Siamak Namazi allowed to leave Iran prison for a week

Iranian-American citizen, who was convicted of spying, released from detention amid reported talks between Iran and the US on prisoner releases.

Lawyer Jared Genser and Babak Namazi, the brother and son of two prisoners in Iran, who hold both U.S. American and Iranian citizenship and who have been sentenced to lengthy prison terms in Iran, address the media in Vienna, Austria, April 25, 2017.
Lawyer Jared Genser, left, and Babak Namazi, the brother of Siamak Namazi and son of Baquer Namazi, address the media in Vienna, Austria, April 25, 2017 [Leonhard Foeger/ Reuters]

An Iranian-American imprisoned in Iran for nearly seven years on espionage-related charges has been allowed out of Tehran’s Evin prison on a one-week furlough, his lawyer said.

Siamak Namazi’s temporary release on Saturday came as his father, former United Nations official Baquer Namazi, who was also convicted on spying charges, was permitted to leave Iran for medical treatment.

It was not clear if the moves might be a step towards Siamak’s full release, nor whether it signals the possible furlough or release of other United States citizens detained in Iran.

Iranian Americans, whose US citizenship is not recognized by Tehran, are often pawns between the two nations, now at odds over whether to revive a fraying 2015 pact under which Iran limited its nuclear program in return for sanctions relief.

Soon after news of Siamak’s furlough broke, Iran’s Nournews said an unnamed regional nation had mediated between Tehran and Washington for the “simultaneous release of prisoners”. The semi-official news agency also reported that “billions of dollars of Iran’s frozen assets because of the US sanctions will be released soon”.

There was no official comment from the Iranian government.

Jared Genser, an international human rights lawyer handling the Namazi cases, said on Twitter that he was “delighted to confirm for the first time in seven years that Siamak #Namazi is spending a night at home with his parents in Tehran”.

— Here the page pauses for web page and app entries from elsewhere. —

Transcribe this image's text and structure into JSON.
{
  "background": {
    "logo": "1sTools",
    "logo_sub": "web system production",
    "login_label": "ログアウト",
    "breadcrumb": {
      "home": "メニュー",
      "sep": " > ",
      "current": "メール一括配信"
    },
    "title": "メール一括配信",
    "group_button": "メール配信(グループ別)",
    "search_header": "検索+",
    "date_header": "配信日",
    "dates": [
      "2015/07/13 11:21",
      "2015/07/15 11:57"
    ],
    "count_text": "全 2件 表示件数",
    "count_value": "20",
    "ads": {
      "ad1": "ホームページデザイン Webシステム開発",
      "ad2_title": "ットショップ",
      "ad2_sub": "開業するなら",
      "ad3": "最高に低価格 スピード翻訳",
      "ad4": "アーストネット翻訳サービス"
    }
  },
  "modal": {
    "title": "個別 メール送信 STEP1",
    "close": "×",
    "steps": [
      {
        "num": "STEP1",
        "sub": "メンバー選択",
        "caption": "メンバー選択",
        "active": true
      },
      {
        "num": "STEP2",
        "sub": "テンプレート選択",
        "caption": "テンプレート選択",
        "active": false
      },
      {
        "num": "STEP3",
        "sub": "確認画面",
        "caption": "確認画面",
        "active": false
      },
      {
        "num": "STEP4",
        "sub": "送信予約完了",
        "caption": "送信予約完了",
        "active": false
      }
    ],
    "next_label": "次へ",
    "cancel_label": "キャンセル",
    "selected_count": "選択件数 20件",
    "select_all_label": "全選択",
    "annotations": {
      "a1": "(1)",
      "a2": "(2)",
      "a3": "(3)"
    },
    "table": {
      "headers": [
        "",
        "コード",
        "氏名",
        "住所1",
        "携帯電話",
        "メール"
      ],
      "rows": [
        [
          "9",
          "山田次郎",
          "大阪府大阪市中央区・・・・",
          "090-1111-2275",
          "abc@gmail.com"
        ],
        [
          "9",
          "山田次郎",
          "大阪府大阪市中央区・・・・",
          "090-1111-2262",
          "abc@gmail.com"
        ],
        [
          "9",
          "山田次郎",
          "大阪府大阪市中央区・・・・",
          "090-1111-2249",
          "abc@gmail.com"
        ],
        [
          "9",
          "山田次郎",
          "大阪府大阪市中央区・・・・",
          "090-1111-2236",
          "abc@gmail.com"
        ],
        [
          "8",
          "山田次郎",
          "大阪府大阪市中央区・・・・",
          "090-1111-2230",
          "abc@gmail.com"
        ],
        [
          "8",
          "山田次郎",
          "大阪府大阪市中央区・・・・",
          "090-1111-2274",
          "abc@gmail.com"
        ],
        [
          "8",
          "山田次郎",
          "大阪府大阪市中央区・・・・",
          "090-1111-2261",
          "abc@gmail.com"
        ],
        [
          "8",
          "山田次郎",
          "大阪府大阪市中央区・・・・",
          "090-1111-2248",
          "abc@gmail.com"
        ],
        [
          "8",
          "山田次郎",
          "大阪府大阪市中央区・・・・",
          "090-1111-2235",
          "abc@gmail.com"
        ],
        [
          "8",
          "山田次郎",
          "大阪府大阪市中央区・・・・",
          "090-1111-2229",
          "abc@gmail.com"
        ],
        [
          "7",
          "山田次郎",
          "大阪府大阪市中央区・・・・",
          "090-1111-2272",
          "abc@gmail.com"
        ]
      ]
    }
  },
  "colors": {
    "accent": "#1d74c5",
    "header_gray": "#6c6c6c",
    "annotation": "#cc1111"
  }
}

“Baquer Namazi’s travel ban has been lifted. We won’t rest until they return to the US & their long nightmare has ended,” he added.

Baquer Namazi, a former UNICEF representative, was detained in 2016 when he travelled to Tehran to see his son, a businessman arrested in Iran months earlier. Both Namazis were sentenced to 10 years in prison in Iran on what the US and UN say were trumped-up spying charges.

Baquer Namazi was granted medical furlough in 2018 and his sentence was subsequently commuted to time served, but Iranian authorities had not permitted him to leave the country. Last October, he underwent surgery in Iran to clear a blockage in an artery to the brain that his family and supporters described as life-threatening.

Siamak had remained jailed in Iran’s notorious Evin prison.

UN spokesman Stephane Dujarric said on Saturday that Secretary-General Antonio Guterres was grateful that Baquer Namazi had been allowed to leave and was also pleased that his son had been released from detention.

Dujarric said the UN “will continue to engage with the Iranian authorities on a range of important issues, including the regional situation, sustainable development and the promotion and protection of human rights”.

The US Department of State also said it was gratified to learn of Iran’s actions and thanked allies and partners who worked to help the Namazis, including the UN Secretary-General, Oman, Qatar, Switzerland, the United Arab Emirates, and the United Kingdom.

Other US citizens detained in Iran include environmentalist Morad Tahbaz, 67, who is also a British citizen, and businessman Emad Shargi, 58. A state department spokesperson said the US is working to bring those two home as well as Siamak Namazi.

The moves come as Iran is also grappling with the biggest show of opposition to its clerical authorities since 2019 with dozens of people killed in unrest across the country ignited by the death of Mahsa Amini, a 22-year-old woman from Iran’s Kurdistan province, in police custody.

Source: News Agencies